One of the first steps in saving money on groceries is figuring out prices. An item might be on sale, but your job is to determine if that sale price is really a good deal.
Grocery stores are out there to make money. They know that they can sell more by putting items "On Sale" and positioning them so they are more visible. Sometimes the sale actually is a good deal for the product, and sometimes it is just a few cents cheaper than the normal retail price.
stock up price for that item depends on how much of the product you use and how often you use the product.
For Example: Daniel and I usually eat cereal once a week or less. I usually try to purchase cereal for under $1.00 a box. I stock up on cereal if I can get it for $0.50 a box or less. This works for Daniel and I. A mother with 4 children who eat cereal every morning would probably spend a little more on cereal because she has a greater need.
It takes a while to figure out "good prices" for items. I recommend that you start by making a list of the top 10 items you buy most frequently. Keep track of sales & store prices to determine the lowest price you can get those items at.
Here is a list of the prices I look for on some of my top grocery items:
1 Gallon 1% Milk - $1.68
1 Dozen Large Eggs - $1.00
Sour Cream 16 oz. - $1.00
Cottage Cheese 16 oz. - $1.00
Cheese - $2.00/lb
Meat - $2.00/lb
Cereal - $1.00/box
Lunch Meat - $2.00/lb
Apples - $.89/ lb
Granola Bars - $.80/box
Pasta - $.50/lb
It is much easier to see past all of the colorful sale signs and mark down tags when you know what price to look for on the products you buy.

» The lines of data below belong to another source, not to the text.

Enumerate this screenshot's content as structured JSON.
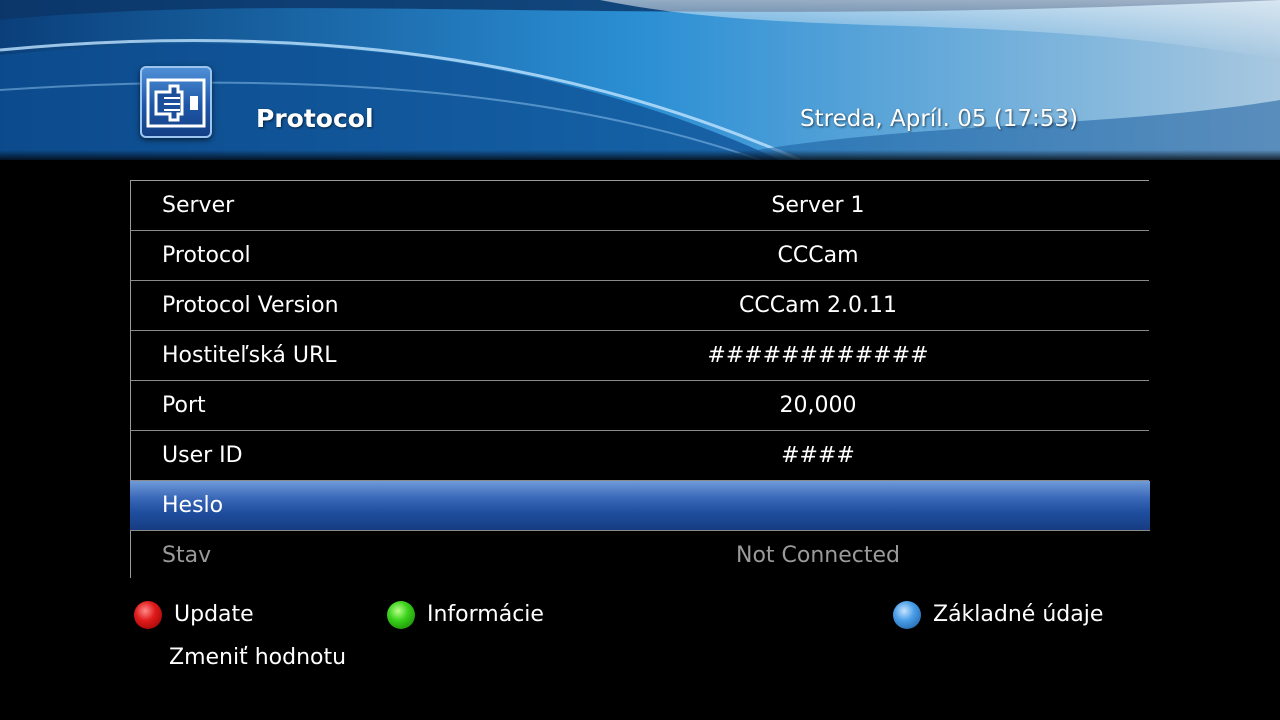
{
  "header": {
    "title": "Protocol",
    "date": "Streda, Apríl. 05 (17:53)",
    "icon": "network-card-icon"
  },
  "rows": [
    {
      "label": "Server",
      "value": "Server 1"
    },
    {
      "label": "Protocol",
      "value": "CCCam"
    },
    {
      "label": "Protocol Version",
      "value": "CCCam 2.0.11"
    },
    {
      "label": "Hostiteľská URL",
      "value": "############"
    },
    {
      "label": "Port",
      "value": "20,000"
    },
    {
      "label": "User ID",
      "value": "####"
    },
    {
      "label": "Heslo",
      "value": ""
    },
    {
      "label": "Stav",
      "value": "Not Connected"
    }
  ],
  "selected_row": "Heslo",
  "footer": {
    "red": {
      "label": "Update",
      "color": "#e01b1b"
    },
    "green": {
      "label": "Informácie",
      "color": "#39d11b"
    },
    "blue": {
      "label": "Základné údaje",
      "color": "#4a9ee8"
    },
    "hint": "Zmeniť hodnotu"
  }
}
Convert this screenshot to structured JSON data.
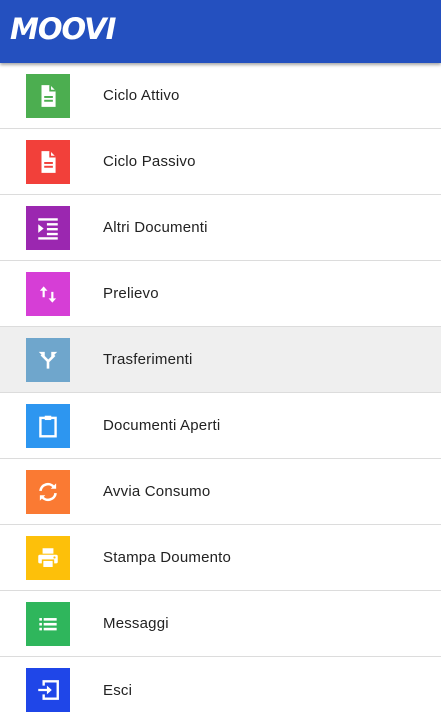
{
  "header": {
    "logo_text": "MOOVI",
    "background": "#2450bf"
  },
  "menu": {
    "items": [
      {
        "label": "Ciclo Attivo",
        "icon": "document-icon",
        "color": "#4cae50"
      },
      {
        "label": "Ciclo Passivo",
        "icon": "document-icon",
        "color": "#f2403a"
      },
      {
        "label": "Altri Documenti",
        "icon": "indent-list-icon",
        "color": "#9b27b0"
      },
      {
        "label": "Prelievo",
        "icon": "swap-vertical-icon",
        "color": "#d63ed6"
      },
      {
        "label": "Trasferimenti",
        "icon": "split-arrows-icon",
        "color": "#6fa6cc",
        "active": true
      },
      {
        "label": "Documenti Aperti",
        "icon": "clipboard-icon",
        "color": "#2d96f0"
      },
      {
        "label": "Avvia Consumo",
        "icon": "sync-icon",
        "color": "#fa7a33"
      },
      {
        "label": "Stampa Doumento",
        "icon": "printer-icon",
        "color": "#fdc00a"
      },
      {
        "label": "Messaggi",
        "icon": "list-icon",
        "color": "#2fb65c"
      },
      {
        "label": "Esci",
        "icon": "sign-out-icon",
        "color": "#1f46e8"
      }
    ]
  }
}
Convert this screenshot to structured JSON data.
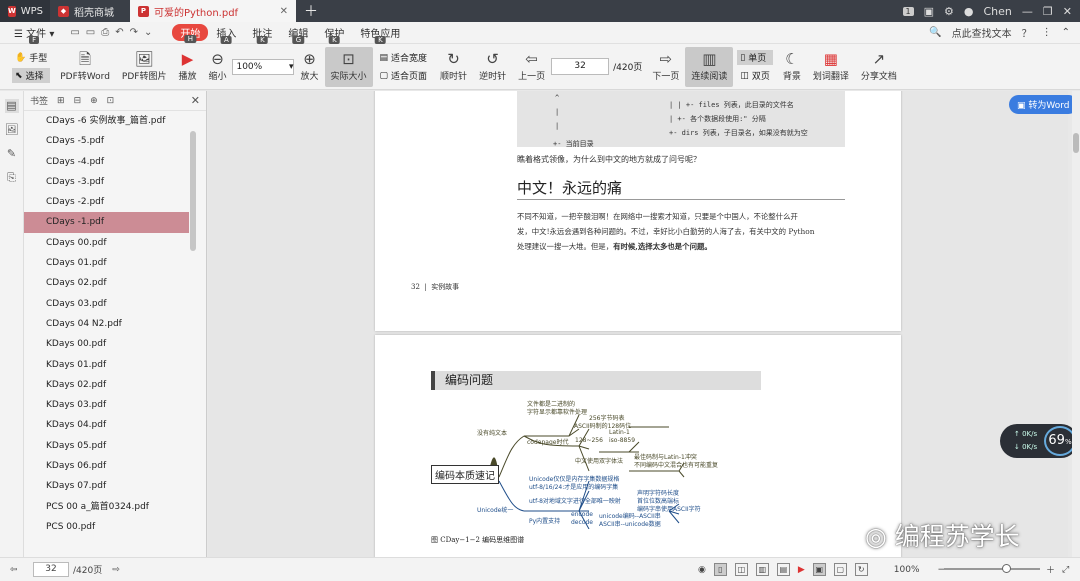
{
  "titlebar": {
    "wps_label": "WPS",
    "store_label": "稻壳商城",
    "doc_tab_label": "可爱的Python.pdf",
    "badge": "1",
    "user": "Chen"
  },
  "menubar": {
    "items": [
      {
        "label": "文件",
        "key": "F"
      },
      {
        "label": "开始",
        "key": "H"
      },
      {
        "label": "插入",
        "key": "A"
      },
      {
        "label": "批注",
        "key": "K"
      },
      {
        "label": "编辑",
        "key": "G"
      },
      {
        "label": "保护",
        "key": "K"
      },
      {
        "label": "特色应用",
        "key": "K"
      }
    ],
    "search_label": "点此查找文本"
  },
  "toolbar": {
    "hand": "手型",
    "select": "选择",
    "pdf2word": "PDF转Word",
    "pdf2img": "PDF转图片",
    "play": "播放",
    "zoom_out": "缩小",
    "zoom_value": "100%",
    "zoom_in": "放大",
    "actual_size": "实际大小",
    "fit_width": "适合宽度",
    "fit_page": "适合页面",
    "rotate_cw": "顺时针",
    "rotate_ccw": "逆时针",
    "prev_page": "上一页",
    "page_value": "32",
    "page_total": "/420页",
    "next_page": "下一页",
    "continuous": "连续阅读",
    "single": "单页",
    "double": "双页",
    "background": "背景",
    "translate": "划词翻译",
    "share": "分享文档"
  },
  "panel": {
    "title": "书签",
    "bookmarks": [
      "CDays -6 实例故事_篇首.pdf",
      "CDays -5.pdf",
      "CDays -4.pdf",
      "CDays -3.pdf",
      "CDays -2.pdf",
      "CDays -1.pdf",
      "CDays 00.pdf",
      "CDays 01.pdf",
      "CDays 02.pdf",
      "CDays 03.pdf",
      "CDays 04 N2.pdf",
      "KDays 00.pdf",
      "KDays 01.pdf",
      "KDays 02.pdf",
      "KDays 03.pdf",
      "KDays 04.pdf",
      "KDays 05.pdf",
      "KDays 06.pdf",
      "KDays 07.pdf",
      "PCS 00 a_篇首0324.pdf",
      "PCS 00.pdf"
    ],
    "selected_index": 5
  },
  "page1": {
    "code_lines": [
      "^ ^ ^",
      "| | +- files 列表，此目录的文件名",
      "| +- 各个数据段使用:\" 分隔",
      "+- dirs 列表，子目录名，如果没有就为空",
      "+- 当前目录"
    ],
    "question": "瞧着格式领像，为什么到中文的地方就成了问号呢？",
    "heading": "中文！永远的痛",
    "para_line1": "不同不知道，一把辛酸泪啊！在网络中一搜索才知道，只要是个中国人，不论整什么开",
    "para_line2": "发，中文!永远会遇到各种问题的。不过，幸好比小白勤劳的人海了去，有关中文的 Python",
    "para_line3_a": "处理建议一搜一大堆。但是，",
    "para_line3_b": "有时候,选择太多也是个问题。",
    "footer_num": "32",
    "footer_text": "实例故事"
  },
  "page2": {
    "section_title": "编码问题",
    "root": "编码本质速记",
    "nodes": {
      "plain": "没有纯文本",
      "bin1": "文件都是二进制的",
      "bin2": "字符显示都靠软件处理",
      "codepage": "codepage时代",
      "cp256": "256字节码表",
      "ascii": "ASCII码制的128码位",
      "latin": "Latin-1",
      "iso": "iso-8859",
      "r128": "128~256",
      "cn": "中文使用双字体法",
      "cn1": "最佳码制与Latin-1冲突",
      "cn2": "不同编码中文混合也有可能重复",
      "uni": "Unicode统一",
      "u1": "Unicode仅仅是内存字集数据规格",
      "u2": "utf-8/16/24:才是应用的编码字集",
      "u3": "utf-8对地域文字进行全部唯一映射",
      "u4": "声明字符码长度",
      "u5": "首位位数高端标",
      "u6": "编码字串使用ASCII字符",
      "py": "Py内置支持",
      "enc": "encode",
      "enc2": "unicode编码--ASCII串",
      "dec": "decode",
      "dec2": "ASCII串--unicode数据"
    },
    "caption": "图 CDay−1−2   编码思维图谱"
  },
  "overlays": {
    "to_word": "转为Word",
    "gauge_pct": "69",
    "gauge_up": "0K/s",
    "gauge_down": "0K/s",
    "watermark": "编程苏学长"
  },
  "statusbar": {
    "page_value": "32",
    "page_total": "/420页",
    "zoom": "100%"
  }
}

For more information about building a stockpile, see my Grocery Saving Secrets post.